                                                                      EXHIBIT 11
Loews Corporation and Subsidiaries
Statement Re Computation of Per Share Earnings Assuming Full Dilution
- --------------------------------------------------------------------------------

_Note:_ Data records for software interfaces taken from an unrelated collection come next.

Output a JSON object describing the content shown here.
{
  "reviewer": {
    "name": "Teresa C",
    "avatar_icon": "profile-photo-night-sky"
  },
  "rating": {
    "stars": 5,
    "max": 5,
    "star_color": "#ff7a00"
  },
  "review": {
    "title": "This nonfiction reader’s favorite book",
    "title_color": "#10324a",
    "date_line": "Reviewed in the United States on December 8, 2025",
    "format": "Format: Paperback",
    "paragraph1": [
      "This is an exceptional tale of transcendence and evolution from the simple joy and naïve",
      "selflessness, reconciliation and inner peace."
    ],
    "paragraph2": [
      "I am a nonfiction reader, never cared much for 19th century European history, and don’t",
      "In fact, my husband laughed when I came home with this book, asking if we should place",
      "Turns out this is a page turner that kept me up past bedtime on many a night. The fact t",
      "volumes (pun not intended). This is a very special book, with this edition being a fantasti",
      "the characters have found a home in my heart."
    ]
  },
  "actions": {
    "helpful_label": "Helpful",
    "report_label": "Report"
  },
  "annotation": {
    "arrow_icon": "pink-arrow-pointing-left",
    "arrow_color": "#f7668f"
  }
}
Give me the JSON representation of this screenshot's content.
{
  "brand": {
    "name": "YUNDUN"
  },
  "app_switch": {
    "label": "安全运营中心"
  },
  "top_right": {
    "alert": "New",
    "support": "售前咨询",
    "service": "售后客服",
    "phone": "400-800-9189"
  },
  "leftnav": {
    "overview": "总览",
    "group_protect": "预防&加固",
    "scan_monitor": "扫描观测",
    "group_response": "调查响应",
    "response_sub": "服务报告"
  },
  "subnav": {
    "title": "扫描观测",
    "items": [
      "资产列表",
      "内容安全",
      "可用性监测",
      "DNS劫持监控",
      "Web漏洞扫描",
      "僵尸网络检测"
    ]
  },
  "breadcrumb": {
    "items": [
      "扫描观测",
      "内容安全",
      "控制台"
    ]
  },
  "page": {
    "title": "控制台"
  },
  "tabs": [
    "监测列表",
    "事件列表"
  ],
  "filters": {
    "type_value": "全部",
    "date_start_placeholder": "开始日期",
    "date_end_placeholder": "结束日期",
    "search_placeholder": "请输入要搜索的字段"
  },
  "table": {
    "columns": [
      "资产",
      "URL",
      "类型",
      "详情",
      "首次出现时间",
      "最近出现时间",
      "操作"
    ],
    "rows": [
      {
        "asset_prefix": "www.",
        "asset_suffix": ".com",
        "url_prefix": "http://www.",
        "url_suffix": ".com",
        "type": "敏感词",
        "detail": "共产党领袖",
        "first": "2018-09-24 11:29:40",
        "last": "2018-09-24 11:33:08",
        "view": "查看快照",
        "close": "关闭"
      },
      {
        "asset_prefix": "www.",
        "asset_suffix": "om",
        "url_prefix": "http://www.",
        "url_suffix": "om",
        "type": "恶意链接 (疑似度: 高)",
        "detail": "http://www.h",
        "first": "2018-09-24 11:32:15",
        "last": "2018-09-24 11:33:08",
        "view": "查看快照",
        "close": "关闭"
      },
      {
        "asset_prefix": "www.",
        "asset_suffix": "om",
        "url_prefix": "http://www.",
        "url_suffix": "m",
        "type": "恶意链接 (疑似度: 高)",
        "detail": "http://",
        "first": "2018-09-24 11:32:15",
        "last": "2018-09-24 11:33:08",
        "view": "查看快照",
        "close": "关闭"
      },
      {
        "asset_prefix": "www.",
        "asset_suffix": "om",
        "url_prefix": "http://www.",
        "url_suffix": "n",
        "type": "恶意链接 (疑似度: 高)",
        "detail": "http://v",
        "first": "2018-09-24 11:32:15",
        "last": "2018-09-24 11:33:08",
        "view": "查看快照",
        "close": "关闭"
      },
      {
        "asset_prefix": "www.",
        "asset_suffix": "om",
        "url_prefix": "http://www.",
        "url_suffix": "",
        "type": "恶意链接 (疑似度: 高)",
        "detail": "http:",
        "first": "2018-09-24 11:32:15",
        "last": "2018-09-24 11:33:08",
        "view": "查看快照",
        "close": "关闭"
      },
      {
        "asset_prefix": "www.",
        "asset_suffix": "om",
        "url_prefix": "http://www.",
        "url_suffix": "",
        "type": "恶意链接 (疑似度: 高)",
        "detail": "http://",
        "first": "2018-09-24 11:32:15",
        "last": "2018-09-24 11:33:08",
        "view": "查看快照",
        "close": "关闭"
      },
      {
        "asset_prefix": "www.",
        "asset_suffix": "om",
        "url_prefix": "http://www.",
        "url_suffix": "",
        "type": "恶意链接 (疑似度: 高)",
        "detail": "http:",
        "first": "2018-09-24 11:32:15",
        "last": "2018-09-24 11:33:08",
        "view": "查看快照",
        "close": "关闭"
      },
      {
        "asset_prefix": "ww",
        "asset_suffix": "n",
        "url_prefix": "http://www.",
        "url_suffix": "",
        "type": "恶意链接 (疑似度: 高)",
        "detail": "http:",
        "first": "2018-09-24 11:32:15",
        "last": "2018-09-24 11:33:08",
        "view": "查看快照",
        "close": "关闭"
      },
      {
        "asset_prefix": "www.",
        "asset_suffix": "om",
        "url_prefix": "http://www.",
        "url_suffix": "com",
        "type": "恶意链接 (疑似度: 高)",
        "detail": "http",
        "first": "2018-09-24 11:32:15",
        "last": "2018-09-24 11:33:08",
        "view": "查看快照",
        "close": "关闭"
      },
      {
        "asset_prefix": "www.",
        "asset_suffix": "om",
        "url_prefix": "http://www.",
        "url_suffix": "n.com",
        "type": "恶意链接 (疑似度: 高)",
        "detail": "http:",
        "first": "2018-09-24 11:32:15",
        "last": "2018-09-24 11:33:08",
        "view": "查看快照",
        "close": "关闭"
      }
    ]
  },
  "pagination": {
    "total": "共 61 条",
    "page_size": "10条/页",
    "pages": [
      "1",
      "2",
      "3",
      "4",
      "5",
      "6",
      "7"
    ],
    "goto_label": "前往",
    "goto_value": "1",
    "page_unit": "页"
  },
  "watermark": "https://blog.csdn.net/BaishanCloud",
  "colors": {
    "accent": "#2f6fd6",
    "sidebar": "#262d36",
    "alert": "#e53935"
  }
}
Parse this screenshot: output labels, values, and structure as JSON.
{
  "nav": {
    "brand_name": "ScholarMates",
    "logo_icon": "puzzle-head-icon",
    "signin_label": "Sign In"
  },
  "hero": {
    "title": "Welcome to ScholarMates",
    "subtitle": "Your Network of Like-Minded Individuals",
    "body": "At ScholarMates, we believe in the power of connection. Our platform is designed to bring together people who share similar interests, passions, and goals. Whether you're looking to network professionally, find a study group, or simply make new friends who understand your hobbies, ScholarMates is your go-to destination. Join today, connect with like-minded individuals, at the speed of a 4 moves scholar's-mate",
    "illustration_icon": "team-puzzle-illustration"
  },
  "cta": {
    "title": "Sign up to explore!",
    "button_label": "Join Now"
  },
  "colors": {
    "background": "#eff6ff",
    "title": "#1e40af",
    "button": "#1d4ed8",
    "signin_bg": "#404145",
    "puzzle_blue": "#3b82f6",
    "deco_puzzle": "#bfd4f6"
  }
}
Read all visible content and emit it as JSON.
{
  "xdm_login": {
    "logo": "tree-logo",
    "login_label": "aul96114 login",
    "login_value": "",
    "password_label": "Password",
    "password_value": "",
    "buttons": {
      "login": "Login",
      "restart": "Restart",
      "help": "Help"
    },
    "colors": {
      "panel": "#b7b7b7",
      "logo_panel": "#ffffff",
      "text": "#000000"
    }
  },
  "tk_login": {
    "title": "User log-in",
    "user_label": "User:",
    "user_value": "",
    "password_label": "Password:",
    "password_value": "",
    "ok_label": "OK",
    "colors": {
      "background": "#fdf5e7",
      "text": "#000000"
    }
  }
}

(In thousands, except per share data) ------- June 30, 1993 ------- Three Months Six Months Ended Ended ----------------------------- Computation of Fully Diluted Net Income: Net income ................................... $ 203,643 $ 545,333 Reduction of interest and debt expenses related to notes assumed converted, net of applicable federal income taxes ............. 3,961 7,742 ----------------------------- Fully diluted net income ..................... $ 207,604 $ 553,075 ============================= Computation of Fully Diluted Shares: Weighted average shares outstanding .......... 64,527 64,795 Add shares assumed to be issued upon conversion of notes ......................... 2,151 2,151 ----------------------------- Fully diluted shares ......................... 66,678 66,946 ============================= Net income per share assuming full dilution .... $ 3.11 $ 8.26 ============================= Page 30